Below are the records; reproduce all of them exactly but without any images.

Top of DATA EXTRACTS

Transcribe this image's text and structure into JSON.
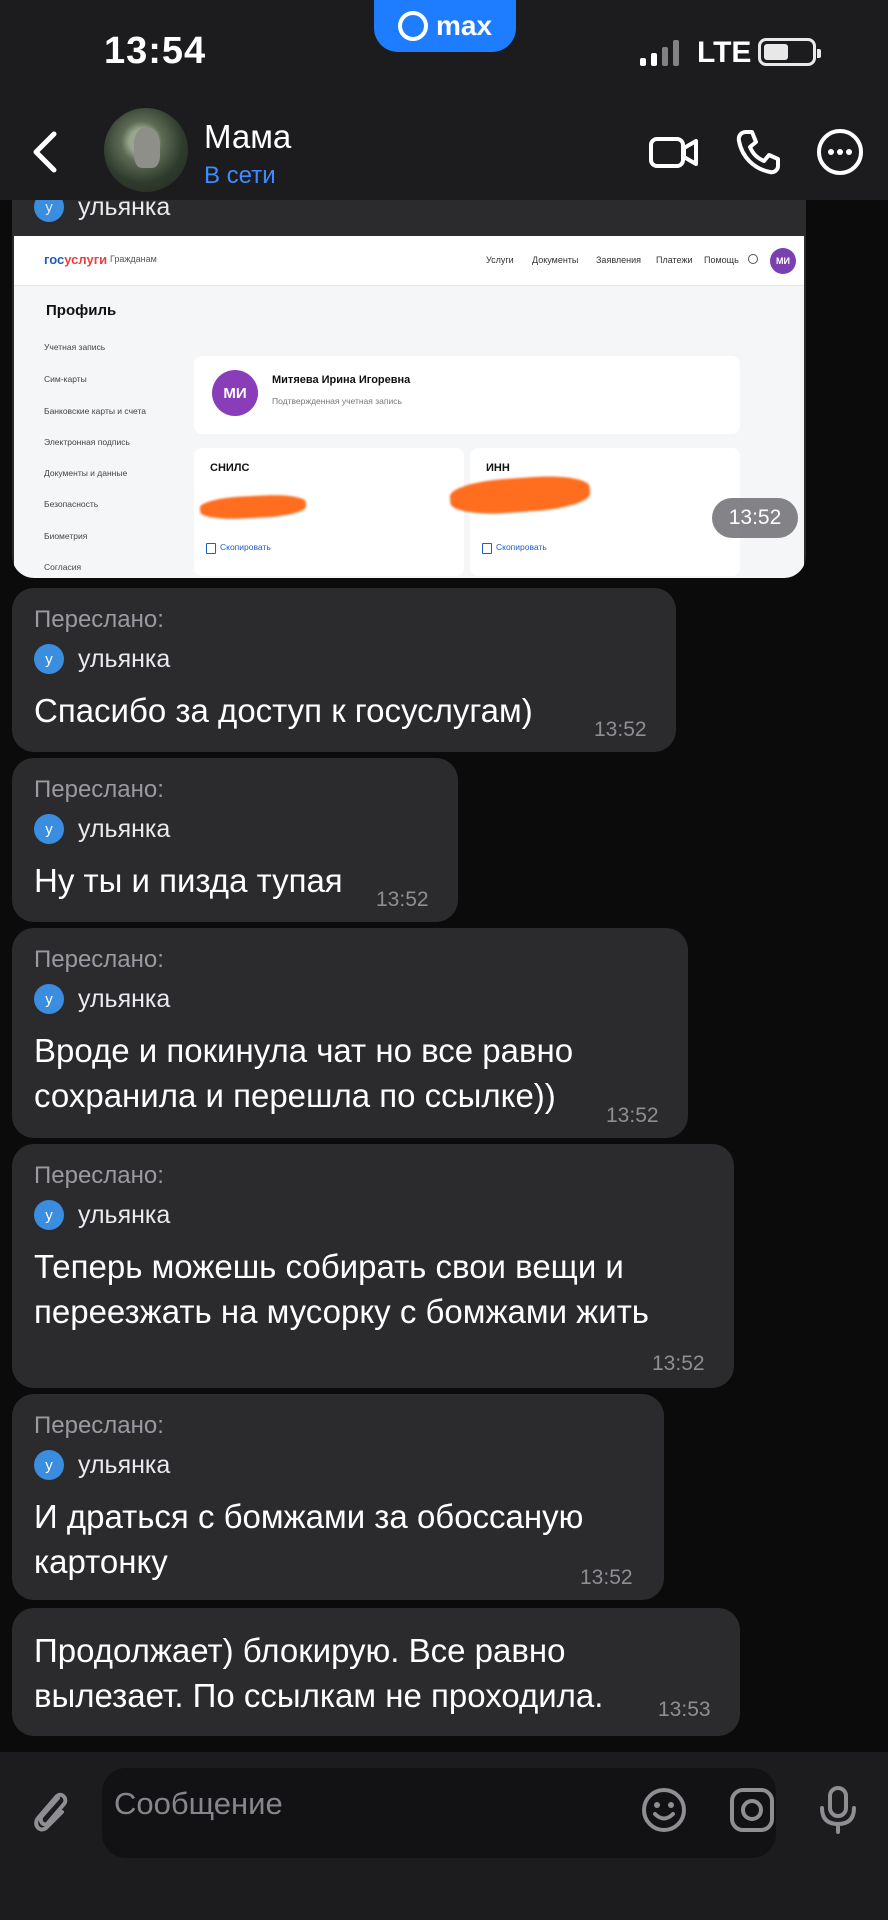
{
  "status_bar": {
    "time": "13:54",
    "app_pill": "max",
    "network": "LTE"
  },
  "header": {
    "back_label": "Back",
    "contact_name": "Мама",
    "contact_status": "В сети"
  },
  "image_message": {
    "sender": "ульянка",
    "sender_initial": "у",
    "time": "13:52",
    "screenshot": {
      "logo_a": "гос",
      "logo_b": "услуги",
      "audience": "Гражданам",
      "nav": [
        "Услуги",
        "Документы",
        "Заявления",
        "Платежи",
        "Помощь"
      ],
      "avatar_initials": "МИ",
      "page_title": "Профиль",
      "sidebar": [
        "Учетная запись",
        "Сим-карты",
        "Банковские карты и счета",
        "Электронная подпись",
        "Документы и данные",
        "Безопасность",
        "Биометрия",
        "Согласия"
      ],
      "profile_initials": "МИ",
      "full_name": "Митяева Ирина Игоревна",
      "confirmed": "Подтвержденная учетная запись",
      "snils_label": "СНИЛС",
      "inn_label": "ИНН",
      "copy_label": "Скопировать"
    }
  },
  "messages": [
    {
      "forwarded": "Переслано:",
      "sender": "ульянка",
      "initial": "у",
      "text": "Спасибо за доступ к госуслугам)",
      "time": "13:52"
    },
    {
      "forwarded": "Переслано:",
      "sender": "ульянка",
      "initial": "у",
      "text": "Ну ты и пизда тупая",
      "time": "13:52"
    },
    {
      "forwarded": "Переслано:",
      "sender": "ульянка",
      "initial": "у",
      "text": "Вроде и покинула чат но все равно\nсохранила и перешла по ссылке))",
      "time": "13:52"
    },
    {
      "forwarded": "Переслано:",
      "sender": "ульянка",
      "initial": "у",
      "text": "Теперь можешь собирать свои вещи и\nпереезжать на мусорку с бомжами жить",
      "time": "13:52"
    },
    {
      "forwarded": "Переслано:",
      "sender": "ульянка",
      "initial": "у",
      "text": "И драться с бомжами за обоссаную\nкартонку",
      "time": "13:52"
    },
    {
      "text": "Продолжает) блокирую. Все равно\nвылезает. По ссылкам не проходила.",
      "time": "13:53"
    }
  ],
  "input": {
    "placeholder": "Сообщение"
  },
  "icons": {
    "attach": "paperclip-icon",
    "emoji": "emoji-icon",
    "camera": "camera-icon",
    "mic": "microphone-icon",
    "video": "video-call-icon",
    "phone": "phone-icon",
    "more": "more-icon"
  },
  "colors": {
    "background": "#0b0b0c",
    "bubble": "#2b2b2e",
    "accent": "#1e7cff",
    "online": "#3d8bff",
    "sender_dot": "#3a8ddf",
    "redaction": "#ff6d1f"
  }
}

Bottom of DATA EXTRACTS

◆ **SOLUTION FOR THIS EXERCISE**:
Transcribe this image's text and structure into JSON.
{
  "status_bar": {
    "time": "13:54",
    "app_pill": "max",
    "network": "LTE"
  },
  "header": {
    "back_label": "Back",
    "contact_name": "Мама",
    "contact_status": "В сети"
  },
  "image_message": {
    "sender": "ульянка",
    "sender_initial": "у",
    "time": "13:52",
    "screenshot": {
      "logo_a": "гос",
      "logo_b": "услуги",
      "audience": "Гражданам",
      "nav": [
        "Услуги",
        "Документы",
        "Заявления",
        "Платежи",
        "Помощь"
      ],
      "avatar_initials": "МИ",
      "page_title": "Профиль",
      "sidebar": [
        "Учетная запись",
        "Сим-карты",
        "Банковские карты и счета",
        "Электронная подпись",
        "Документы и данные",
        "Безопасность",
        "Биометрия",
        "Согласия"
      ],
      "profile_initials": "МИ",
      "full_name": "Митяева Ирина Игоревна",
      "confirmed": "Подтвержденная учетная запись",
      "snils_label": "СНИЛС",
      "inn_label": "ИНН",
      "copy_label": "Скопировать"
    }
  },
  "messages": [
    {
      "forwarded": "Переслано:",
      "sender": "ульянка",
      "initial": "у",
      "text": "Спасибо за доступ к госуслугам)",
      "time": "13:52"
    },
    {
      "forwarded": "Переслано:",
      "sender": "ульянка",
      "initial": "у",
      "text": "Ну ты и пизда тупая",
      "time": "13:52"
    },
    {
      "forwarded": "Переслано:",
      "sender": "ульянка",
      "initial": "у",
      "text": "Вроде и покинула чат но все равно\nсохранила и перешла по ссылке))",
      "time": "13:52"
    },
    {
      "forwarded": "Переслано:",
      "sender": "ульянка",
      "initial": "у",
      "text": "Теперь можешь собирать свои вещи и\nпереезжать на мусорку с бомжами жить",
      "time": "13:52"
    },
    {
      "forwarded": "Переслано:",
      "sender": "ульянка",
      "initial": "у",
      "text": "И драться с бомжами за обоссаную\nкартонку",
      "time": "13:52"
    },
    {
      "text": "Продолжает) блокирую. Все равно\nвылезает. По ссылкам не проходила.",
      "time": "13:53"
    }
  ],
  "input": {
    "placeholder": "Сообщение"
  },
  "icons": {
    "attach": "paperclip-icon",
    "emoji": "emoji-icon",
    "camera": "camera-icon",
    "mic": "microphone-icon",
    "video": "video-call-icon",
    "phone": "phone-icon",
    "more": "more-icon"
  },
  "colors": {
    "background": "#0b0b0c",
    "bubble": "#2b2b2e",
    "accent": "#1e7cff",
    "online": "#3d8bff",
    "sender_dot": "#3a8ddf",
    "redaction": "#ff6d1f"
  }
}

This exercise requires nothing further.